In case you ever wondered what we expect once you’ve been cast in a show:


I expect you to warm up on the way to rehearsal.  We will warm up at rehearsal most of the time, but if you’ve got your voice ready to go, the rehearsal warm up will go a long way toward building your ear, too.

I expect you to go home and learn your parts. You learned a song for your audition without any help or coaching from me. Once you’re familiar with how the song goes from rehearsal, you should do the same for your part.

I expect you to ask questions. If you have a question in rehearsal that may be relevant to others, then you have done us all a favor by pointing it out. If you need something from me between rehearsals, please email me, text me, or just ask me after rehearsal.

I expect you to monologue your music.  Musical theatre is about dialogue that is so powerful that it breaks out of speech into song.  If you don’t practice the dialogue as dialogue first, it will be an inconsequential string of words set to pitches.

I expect you to use your music, not your script.  Your script has words that you will learn and make powerful, but nothing in the script will reinforce the pitch or the rhythm.  Music notation is nothing more than symbols on a graph, and it can be learned simply.  (I can help you.  For tips on learning your music, click here: Learn It Fast)

I expect you to make notes in your music. The scores we get are transcriptions, but they’re also condensed.  They are just suggestions.  I am going to voice those parts to make it the easiest I can for you and to make our group sound better.

I expect you to trust me, or at least to learn to trust me over time. My job is to make you sound good individually and with the group and never ask you to do anything that will hurt you or make you sound bad.

I expect you to take care of your voice. You know the things that make you hoarse (extended yelling, lack of sleep, abusing your body) and your sick or absent voice doesn’t help us in rehearsal.

I expect you to practice. You should sing every day, whether it’s the music from the show or Taylor Swift. Strengthening any part of your body requires that you attend to it every day.

I expect you to stay away from the original cast recording of this show. You are not Sutton Foster, and I thank the good Lord that you are you instead. I want to hear your voice and your interpretation. If I want to hear her, I’ll listen to her.
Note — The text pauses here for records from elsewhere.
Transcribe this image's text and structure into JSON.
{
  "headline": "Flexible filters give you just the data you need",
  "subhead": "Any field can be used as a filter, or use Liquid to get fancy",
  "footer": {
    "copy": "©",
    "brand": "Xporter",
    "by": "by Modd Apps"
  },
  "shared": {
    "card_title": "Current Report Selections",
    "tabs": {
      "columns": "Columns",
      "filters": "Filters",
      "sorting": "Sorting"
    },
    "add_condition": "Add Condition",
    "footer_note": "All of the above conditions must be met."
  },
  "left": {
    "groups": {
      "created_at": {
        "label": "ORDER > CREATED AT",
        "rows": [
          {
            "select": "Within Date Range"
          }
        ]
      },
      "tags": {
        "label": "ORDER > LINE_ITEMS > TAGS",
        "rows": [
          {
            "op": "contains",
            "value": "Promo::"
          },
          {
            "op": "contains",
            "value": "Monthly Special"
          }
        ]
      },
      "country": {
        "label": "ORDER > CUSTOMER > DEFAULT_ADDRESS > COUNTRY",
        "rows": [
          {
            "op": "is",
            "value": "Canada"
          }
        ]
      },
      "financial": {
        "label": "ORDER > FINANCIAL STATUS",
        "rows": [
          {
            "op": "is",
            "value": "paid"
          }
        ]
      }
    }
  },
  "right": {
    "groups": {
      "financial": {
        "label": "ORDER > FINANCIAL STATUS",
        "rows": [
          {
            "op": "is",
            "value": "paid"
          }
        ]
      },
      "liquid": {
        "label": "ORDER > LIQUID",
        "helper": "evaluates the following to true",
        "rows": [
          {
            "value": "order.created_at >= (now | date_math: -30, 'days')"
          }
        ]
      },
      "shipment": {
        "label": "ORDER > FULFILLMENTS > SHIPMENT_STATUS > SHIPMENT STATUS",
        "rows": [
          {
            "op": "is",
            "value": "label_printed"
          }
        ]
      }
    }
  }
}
I will also give you direction that will not line up with those recordings.

I expect you to learn something from this, whether it’s your first show or your hundredth.

I’m glad you’re here. Your audition made me want to work with you.  Don’t ever forget that.